# [Exercise aim]
Compute the number of lines in the following data that include the word "Capítulo", and output that number alone.

Website and app data records

[Start of Attachment]

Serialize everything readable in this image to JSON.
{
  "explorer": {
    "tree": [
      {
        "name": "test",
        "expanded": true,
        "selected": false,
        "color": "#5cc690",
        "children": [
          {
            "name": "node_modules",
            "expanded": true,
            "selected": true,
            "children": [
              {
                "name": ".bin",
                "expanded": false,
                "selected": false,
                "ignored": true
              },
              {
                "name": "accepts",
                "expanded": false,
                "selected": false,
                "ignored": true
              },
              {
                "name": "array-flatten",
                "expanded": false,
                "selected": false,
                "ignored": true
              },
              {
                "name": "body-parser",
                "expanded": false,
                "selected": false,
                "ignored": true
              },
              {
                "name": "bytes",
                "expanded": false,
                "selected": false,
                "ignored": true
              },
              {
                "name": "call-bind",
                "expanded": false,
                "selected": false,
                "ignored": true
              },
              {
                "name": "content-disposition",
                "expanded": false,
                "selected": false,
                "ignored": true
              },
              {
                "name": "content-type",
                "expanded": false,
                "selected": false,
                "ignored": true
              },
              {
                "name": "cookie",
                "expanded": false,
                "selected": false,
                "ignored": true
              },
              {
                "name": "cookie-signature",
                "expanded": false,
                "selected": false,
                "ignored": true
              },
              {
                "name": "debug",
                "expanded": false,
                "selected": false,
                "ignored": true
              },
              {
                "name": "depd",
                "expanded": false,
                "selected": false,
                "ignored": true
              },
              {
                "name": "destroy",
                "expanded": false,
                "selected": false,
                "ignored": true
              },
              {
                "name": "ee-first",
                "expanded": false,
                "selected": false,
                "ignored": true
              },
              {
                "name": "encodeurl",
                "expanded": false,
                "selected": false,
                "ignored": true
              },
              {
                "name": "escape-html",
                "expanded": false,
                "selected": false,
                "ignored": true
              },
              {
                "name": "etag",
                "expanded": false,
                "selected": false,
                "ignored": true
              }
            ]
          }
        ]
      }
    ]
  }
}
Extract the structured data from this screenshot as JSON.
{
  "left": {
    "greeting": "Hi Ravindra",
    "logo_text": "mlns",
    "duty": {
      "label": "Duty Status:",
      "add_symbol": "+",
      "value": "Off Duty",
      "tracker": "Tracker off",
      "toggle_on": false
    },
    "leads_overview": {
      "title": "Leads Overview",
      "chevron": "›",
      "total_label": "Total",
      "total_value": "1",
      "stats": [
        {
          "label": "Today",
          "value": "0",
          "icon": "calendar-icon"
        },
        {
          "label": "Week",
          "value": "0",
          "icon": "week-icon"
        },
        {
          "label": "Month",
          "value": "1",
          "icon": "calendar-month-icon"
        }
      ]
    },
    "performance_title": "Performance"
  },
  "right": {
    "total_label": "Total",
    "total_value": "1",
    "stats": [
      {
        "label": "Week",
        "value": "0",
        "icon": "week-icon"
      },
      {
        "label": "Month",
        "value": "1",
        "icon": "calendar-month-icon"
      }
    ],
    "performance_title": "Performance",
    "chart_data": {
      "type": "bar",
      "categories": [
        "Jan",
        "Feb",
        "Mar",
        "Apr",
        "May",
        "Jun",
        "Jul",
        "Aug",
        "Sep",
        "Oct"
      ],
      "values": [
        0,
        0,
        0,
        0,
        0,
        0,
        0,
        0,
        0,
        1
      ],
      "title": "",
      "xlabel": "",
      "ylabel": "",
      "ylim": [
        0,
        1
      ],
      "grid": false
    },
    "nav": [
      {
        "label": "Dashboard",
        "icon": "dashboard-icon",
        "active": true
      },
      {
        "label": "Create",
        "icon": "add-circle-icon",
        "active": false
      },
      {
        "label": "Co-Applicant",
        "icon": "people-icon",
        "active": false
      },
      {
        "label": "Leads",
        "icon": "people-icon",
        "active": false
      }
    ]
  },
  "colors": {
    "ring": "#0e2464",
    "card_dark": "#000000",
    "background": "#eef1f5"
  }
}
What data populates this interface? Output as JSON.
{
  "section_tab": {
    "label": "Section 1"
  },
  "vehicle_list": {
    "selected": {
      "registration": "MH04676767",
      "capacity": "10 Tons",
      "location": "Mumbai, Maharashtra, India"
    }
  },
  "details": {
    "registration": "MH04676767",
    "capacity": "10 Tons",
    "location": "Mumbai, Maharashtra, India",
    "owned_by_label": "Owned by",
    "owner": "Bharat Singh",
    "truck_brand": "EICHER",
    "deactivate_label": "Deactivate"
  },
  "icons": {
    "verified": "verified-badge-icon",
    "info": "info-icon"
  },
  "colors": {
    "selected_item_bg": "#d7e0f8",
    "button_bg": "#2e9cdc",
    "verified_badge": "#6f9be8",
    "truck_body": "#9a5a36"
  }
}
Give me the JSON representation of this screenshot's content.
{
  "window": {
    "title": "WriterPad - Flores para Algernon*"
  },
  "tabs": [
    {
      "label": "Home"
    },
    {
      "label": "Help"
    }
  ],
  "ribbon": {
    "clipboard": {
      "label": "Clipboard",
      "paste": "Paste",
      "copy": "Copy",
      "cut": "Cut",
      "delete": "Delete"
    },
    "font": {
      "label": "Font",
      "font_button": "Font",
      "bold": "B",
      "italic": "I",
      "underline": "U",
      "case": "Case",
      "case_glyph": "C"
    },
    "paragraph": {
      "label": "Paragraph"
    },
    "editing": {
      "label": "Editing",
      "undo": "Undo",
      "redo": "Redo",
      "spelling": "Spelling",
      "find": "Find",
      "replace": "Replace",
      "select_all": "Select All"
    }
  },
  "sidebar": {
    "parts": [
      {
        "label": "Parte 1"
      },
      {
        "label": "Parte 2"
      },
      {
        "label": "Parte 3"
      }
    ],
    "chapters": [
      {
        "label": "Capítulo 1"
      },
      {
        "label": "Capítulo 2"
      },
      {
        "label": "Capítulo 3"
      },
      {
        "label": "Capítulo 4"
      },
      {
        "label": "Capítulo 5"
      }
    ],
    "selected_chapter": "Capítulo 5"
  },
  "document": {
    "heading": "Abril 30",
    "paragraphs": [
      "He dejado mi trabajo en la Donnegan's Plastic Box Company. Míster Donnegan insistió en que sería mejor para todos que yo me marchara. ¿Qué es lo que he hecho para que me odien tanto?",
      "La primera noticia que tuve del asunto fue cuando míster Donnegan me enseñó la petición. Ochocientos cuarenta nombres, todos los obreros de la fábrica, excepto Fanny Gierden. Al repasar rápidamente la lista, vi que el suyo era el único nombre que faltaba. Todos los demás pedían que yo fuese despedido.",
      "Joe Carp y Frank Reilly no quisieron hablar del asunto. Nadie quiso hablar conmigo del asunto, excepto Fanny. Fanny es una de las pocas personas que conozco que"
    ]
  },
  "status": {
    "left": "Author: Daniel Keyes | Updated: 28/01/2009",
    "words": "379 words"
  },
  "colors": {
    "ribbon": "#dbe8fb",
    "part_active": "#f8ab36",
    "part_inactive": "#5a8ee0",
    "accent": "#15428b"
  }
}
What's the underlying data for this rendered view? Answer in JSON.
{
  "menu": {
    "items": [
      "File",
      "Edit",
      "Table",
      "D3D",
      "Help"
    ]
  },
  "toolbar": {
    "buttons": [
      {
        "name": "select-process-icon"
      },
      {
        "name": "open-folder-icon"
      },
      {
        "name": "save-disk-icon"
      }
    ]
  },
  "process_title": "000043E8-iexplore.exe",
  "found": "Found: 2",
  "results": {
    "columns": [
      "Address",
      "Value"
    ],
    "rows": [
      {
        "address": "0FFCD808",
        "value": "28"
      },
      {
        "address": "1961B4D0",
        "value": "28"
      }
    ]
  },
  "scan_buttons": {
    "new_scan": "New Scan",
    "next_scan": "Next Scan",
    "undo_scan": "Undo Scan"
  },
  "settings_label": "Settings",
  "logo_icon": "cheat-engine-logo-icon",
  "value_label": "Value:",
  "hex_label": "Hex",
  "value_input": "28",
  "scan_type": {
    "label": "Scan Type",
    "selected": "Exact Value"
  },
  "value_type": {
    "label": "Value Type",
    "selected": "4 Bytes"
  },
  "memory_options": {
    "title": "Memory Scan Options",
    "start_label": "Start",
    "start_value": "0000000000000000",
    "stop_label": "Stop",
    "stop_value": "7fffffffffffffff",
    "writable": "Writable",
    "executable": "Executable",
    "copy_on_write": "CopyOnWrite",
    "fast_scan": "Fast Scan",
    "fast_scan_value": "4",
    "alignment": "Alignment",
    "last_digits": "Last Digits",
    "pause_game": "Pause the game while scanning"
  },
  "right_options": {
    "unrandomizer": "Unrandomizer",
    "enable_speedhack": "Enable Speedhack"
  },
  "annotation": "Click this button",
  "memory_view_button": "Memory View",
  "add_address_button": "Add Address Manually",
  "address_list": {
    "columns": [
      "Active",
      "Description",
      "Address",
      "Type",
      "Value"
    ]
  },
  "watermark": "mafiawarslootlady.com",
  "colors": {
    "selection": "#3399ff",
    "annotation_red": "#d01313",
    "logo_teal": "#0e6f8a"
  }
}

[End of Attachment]

# [Output below]
6